[DATASET EXCERPTS — start]

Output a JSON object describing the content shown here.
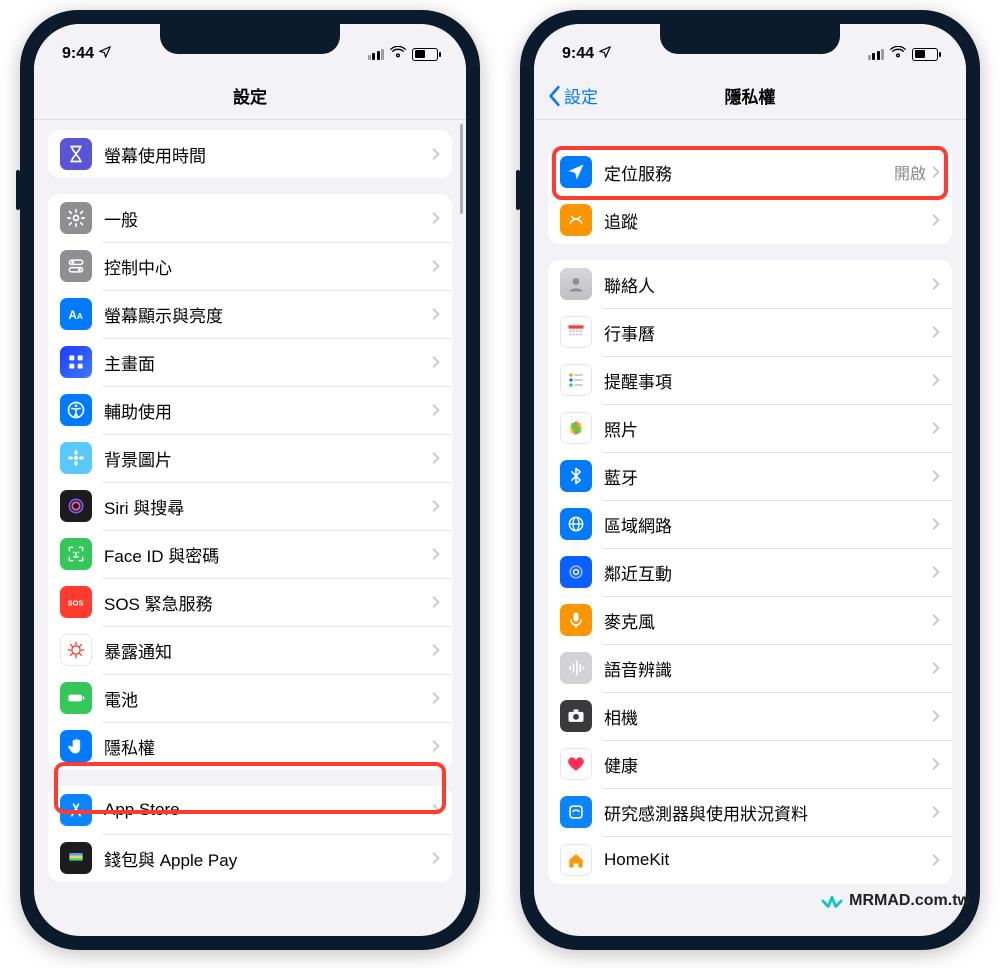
{
  "status": {
    "time": "9:44"
  },
  "watermark": "MRMAD.com.tw",
  "left": {
    "title": "設定",
    "groups": [
      {
        "rows": [
          {
            "key": "screentime",
            "label": "螢幕使用時間"
          }
        ]
      },
      {
        "rows": [
          {
            "key": "general",
            "label": "一般"
          },
          {
            "key": "control",
            "label": "控制中心"
          },
          {
            "key": "display",
            "label": "螢幕顯示與亮度"
          },
          {
            "key": "home",
            "label": "主畫面"
          },
          {
            "key": "access",
            "label": "輔助使用"
          },
          {
            "key": "wallpaper",
            "label": "背景圖片"
          },
          {
            "key": "siri",
            "label": "Siri 與搜尋"
          },
          {
            "key": "faceid",
            "label": "Face ID 與密碼"
          },
          {
            "key": "sos",
            "label": "SOS 緊急服務"
          },
          {
            "key": "exposure",
            "label": "暴露通知"
          },
          {
            "key": "battery",
            "label": "電池"
          },
          {
            "key": "privacy",
            "label": "隱私權"
          }
        ]
      },
      {
        "rows": [
          {
            "key": "appstore",
            "label": "App Store"
          },
          {
            "key": "wallet",
            "label": "錢包與 Apple Pay"
          }
        ]
      }
    ],
    "highlight_key": "privacy"
  },
  "right": {
    "back": "設定",
    "title": "隱私權",
    "groups": [
      {
        "rows": [
          {
            "key": "location",
            "label": "定位服務",
            "detail": "開啟"
          },
          {
            "key": "tracking",
            "label": "追蹤"
          }
        ]
      },
      {
        "rows": [
          {
            "key": "contacts",
            "label": "聯絡人"
          },
          {
            "key": "calendar",
            "label": "行事曆"
          },
          {
            "key": "reminders",
            "label": "提醒事項"
          },
          {
            "key": "photos",
            "label": "照片"
          },
          {
            "key": "bluetooth",
            "label": "藍牙"
          },
          {
            "key": "localnet",
            "label": "區域網路"
          },
          {
            "key": "nearby",
            "label": "鄰近互動"
          },
          {
            "key": "mic",
            "label": "麥克風"
          },
          {
            "key": "speech",
            "label": "語音辨識"
          },
          {
            "key": "camera",
            "label": "相機"
          },
          {
            "key": "health",
            "label": "健康"
          },
          {
            "key": "research",
            "label": "研究感測器與使用狀況資料"
          },
          {
            "key": "homekit",
            "label": "HomeKit"
          }
        ]
      }
    ],
    "highlight_key": "location"
  }
}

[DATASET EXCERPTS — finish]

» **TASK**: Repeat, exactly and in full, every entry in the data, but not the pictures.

» **TASK ANSWER**:
Output a JSON object describing the content shown here.
{
  "status": {
    "time": "9:44"
  },
  "watermark": "MRMAD.com.tw",
  "left": {
    "title": "設定",
    "groups": [
      {
        "rows": [
          {
            "key": "screentime",
            "label": "螢幕使用時間"
          }
        ]
      },
      {
        "rows": [
          {
            "key": "general",
            "label": "一般"
          },
          {
            "key": "control",
            "label": "控制中心"
          },
          {
            "key": "display",
            "label": "螢幕顯示與亮度"
          },
          {
            "key": "home",
            "label": "主畫面"
          },
          {
            "key": "access",
            "label": "輔助使用"
          },
          {
            "key": "wallpaper",
            "label": "背景圖片"
          },
          {
            "key": "siri",
            "label": "Siri 與搜尋"
          },
          {
            "key": "faceid",
            "label": "Face ID 與密碼"
          },
          {
            "key": "sos",
            "label": "SOS 緊急服務"
          },
          {
            "key": "exposure",
            "label": "暴露通知"
          },
          {
            "key": "battery",
            "label": "電池"
          },
          {
            "key": "privacy",
            "label": "隱私權"
          }
        ]
      },
      {
        "rows": [
          {
            "key": "appstore",
            "label": "App Store"
          },
          {
            "key": "wallet",
            "label": "錢包與 Apple Pay"
          }
        ]
      }
    ],
    "highlight_key": "privacy"
  },
  "right": {
    "back": "設定",
    "title": "隱私權",
    "groups": [
      {
        "rows": [
          {
            "key": "location",
            "label": "定位服務",
            "detail": "開啟"
          },
          {
            "key": "tracking",
            "label": "追蹤"
          }
        ]
      },
      {
        "rows": [
          {
            "key": "contacts",
            "label": "聯絡人"
          },
          {
            "key": "calendar",
            "label": "行事曆"
          },
          {
            "key": "reminders",
            "label": "提醒事項"
          },
          {
            "key": "photos",
            "label": "照片"
          },
          {
            "key": "bluetooth",
            "label": "藍牙"
          },
          {
            "key": "localnet",
            "label": "區域網路"
          },
          {
            "key": "nearby",
            "label": "鄰近互動"
          },
          {
            "key": "mic",
            "label": "麥克風"
          },
          {
            "key": "speech",
            "label": "語音辨識"
          },
          {
            "key": "camera",
            "label": "相機"
          },
          {
            "key": "health",
            "label": "健康"
          },
          {
            "key": "research",
            "label": "研究感測器與使用狀況資料"
          },
          {
            "key": "homekit",
            "label": "HomeKit"
          }
        ]
      }
    ],
    "highlight_key": "location"
  }
}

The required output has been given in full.